Sady’s trial briefs allude to the possibility that the real reason the FBI went after Mohamud with such vigor is because higher-ups wanted the city of Portland to rejoin a Joint Terrorism Task Force, which it abandoned in 2005 due to concerns about civil liberties. Reporters had copies of the federal charging papers immediately after Mohamud’s arrest, and within months of the case being plastered across the front pages of newspapers all over the country in what Sady called a “sensational splash,” the reluctant city had gotten back into bed with the feds.
Assistant U.S. Attorney Ethan Knight called that allegation a “distraction” in court last week as the two sides battled over discovery, a common salvo in any legal proceeding and a critical one in the defense’s case.

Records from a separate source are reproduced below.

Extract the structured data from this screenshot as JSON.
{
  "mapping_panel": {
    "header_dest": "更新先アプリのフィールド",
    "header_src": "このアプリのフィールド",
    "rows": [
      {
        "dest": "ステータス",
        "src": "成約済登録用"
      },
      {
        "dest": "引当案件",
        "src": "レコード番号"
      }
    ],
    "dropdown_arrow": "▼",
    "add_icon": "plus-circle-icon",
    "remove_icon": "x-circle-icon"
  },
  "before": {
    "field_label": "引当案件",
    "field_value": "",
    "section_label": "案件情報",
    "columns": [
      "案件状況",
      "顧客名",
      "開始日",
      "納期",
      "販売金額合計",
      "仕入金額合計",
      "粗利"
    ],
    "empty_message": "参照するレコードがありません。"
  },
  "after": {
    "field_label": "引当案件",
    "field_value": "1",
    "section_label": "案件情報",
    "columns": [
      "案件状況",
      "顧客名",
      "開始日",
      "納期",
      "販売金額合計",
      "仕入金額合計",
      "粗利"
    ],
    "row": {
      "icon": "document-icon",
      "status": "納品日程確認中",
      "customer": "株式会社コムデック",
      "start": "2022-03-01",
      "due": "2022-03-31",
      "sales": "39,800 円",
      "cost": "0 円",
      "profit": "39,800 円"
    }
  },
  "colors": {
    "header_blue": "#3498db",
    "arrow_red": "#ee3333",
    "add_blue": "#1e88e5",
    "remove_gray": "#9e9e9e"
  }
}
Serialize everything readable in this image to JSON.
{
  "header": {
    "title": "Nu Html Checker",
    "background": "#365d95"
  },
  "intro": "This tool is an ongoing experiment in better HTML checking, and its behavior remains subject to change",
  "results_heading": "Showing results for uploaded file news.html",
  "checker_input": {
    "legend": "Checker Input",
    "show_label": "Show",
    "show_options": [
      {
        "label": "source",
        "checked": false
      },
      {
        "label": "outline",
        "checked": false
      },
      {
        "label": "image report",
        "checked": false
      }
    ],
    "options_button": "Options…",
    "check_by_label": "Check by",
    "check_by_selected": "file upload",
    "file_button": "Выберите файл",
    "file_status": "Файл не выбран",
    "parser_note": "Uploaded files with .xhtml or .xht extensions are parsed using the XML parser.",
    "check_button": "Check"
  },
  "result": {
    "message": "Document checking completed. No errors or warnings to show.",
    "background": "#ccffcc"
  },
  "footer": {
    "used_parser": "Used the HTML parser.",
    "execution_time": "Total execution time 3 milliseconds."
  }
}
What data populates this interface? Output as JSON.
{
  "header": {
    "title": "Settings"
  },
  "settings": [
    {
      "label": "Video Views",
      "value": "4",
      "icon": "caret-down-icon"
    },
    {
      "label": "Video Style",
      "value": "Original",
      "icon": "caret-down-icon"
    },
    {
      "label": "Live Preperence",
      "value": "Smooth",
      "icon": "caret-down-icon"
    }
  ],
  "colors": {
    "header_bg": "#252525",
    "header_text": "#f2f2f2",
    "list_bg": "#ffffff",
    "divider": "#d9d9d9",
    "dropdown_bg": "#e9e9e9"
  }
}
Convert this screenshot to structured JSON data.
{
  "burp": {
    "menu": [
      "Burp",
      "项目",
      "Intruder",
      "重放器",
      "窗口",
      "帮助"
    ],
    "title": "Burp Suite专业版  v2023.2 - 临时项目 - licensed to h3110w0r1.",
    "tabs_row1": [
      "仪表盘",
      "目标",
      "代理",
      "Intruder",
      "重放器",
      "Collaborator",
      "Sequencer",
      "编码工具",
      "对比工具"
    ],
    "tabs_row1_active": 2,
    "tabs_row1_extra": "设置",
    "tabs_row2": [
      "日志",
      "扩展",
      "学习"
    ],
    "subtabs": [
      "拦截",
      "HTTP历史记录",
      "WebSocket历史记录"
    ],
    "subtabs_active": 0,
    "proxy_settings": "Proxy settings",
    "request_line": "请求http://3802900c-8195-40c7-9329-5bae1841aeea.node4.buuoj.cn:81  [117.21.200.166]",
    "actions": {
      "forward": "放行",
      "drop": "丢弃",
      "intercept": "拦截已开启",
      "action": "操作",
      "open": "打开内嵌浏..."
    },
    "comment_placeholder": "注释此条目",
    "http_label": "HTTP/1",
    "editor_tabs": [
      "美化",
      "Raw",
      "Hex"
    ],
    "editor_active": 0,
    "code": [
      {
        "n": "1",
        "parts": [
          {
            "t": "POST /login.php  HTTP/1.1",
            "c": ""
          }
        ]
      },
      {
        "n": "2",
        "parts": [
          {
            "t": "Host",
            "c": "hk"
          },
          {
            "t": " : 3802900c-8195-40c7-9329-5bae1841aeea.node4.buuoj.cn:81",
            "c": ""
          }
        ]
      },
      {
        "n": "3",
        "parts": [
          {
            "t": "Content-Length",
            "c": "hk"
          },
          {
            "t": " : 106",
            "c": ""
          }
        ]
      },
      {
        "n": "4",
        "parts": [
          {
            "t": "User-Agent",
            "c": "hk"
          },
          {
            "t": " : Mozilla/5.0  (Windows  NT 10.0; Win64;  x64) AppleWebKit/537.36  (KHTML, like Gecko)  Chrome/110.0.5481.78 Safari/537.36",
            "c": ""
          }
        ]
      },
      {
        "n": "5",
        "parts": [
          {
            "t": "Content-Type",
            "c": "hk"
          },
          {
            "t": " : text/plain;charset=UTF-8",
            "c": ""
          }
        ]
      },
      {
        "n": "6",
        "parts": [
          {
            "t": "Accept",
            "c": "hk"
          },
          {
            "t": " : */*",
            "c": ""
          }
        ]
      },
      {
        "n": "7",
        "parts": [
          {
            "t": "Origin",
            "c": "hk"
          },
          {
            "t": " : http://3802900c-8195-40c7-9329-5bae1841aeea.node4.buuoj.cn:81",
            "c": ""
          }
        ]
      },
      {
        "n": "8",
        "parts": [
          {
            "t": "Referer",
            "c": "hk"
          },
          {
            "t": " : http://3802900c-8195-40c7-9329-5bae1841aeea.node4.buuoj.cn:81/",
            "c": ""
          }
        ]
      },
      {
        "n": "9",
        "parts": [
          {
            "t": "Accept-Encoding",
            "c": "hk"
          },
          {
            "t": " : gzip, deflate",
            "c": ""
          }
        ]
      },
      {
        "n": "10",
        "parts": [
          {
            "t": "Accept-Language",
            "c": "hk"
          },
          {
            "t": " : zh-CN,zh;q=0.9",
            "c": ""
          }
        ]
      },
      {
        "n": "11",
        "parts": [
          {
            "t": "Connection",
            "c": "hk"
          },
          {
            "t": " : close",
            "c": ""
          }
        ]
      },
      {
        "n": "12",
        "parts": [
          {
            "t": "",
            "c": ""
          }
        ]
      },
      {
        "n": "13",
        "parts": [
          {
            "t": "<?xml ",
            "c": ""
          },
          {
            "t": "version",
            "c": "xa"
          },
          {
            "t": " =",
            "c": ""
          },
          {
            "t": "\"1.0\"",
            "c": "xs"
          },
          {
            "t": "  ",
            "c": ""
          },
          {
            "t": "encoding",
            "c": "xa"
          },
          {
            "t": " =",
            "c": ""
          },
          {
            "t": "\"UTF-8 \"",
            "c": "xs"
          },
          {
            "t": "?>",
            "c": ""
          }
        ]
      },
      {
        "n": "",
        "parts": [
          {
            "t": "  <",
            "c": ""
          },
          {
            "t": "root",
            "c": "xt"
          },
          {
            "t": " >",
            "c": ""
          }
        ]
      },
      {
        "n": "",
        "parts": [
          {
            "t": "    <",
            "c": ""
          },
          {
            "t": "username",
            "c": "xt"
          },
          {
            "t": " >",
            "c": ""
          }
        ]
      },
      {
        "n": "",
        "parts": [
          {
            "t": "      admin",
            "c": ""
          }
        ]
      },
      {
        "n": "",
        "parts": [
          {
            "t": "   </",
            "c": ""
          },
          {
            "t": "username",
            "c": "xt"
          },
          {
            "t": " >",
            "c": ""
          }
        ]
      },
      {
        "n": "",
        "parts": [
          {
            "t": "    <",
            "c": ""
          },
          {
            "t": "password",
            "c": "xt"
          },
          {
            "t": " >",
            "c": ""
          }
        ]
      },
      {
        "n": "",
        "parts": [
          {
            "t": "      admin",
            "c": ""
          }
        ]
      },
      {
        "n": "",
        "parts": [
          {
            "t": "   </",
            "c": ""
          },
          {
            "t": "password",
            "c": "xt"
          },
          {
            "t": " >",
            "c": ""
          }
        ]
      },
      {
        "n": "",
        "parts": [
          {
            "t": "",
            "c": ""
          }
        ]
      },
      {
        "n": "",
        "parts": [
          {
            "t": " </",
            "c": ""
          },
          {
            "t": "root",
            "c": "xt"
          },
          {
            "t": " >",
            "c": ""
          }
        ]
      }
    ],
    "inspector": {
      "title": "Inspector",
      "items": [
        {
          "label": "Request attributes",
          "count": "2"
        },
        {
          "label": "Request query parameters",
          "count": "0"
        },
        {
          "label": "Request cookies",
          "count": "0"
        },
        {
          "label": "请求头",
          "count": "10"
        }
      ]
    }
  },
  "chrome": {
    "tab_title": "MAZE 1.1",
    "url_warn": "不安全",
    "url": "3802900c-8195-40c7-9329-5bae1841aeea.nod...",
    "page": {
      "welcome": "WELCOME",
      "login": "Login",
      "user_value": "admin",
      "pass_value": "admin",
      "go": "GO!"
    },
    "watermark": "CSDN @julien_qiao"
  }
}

Sady claimed that the government is holding back recordings of conversations its agents had with Mohamud in the early days of contact with their target, including statements the youngster made that could provide some clarity about where the idea came from to blow people up in Pioneer Square and how “absolutely committed”—as the U.S. Attorney’s office described it back when the arrest was made—Mohamud was to the plan. Sady also wrote that an FBI agent shredded certain notes because “he believed that notes could be destroyed for national security investigations.”
Knight insisted he’d turned over all material that isn’t classified, which is to say he didn’t turn over any material that is classified, which he is of course barred from specifically discussing in open court because it’s classified, which led Sady to gripe, “We’re operating in the dark here.”
“The feds entrap all the damn time and cover it up one way or the other,” Strickler says. “Where are all of the discussions? Why isn't every single conversation recorded? They’ve mysteriously disappeared. That’s not real good for the government.”
U.S. district court Judge Garr King sided at times with the defense and at other times with the prosecution, ordering the release of all records of conversations between Mohamud and Smith, for example. But in an entrapment defense, it’s the first contact that matters the most, says Strickler. The first meeting with undercover operatives, where it would be clear who initiated what discussions about doing what to whom.
That meeting, the government insists, was not recorded. Someone had accidentally turned on the device hours beforehand, and by the time the meeting started, the batteries were dead.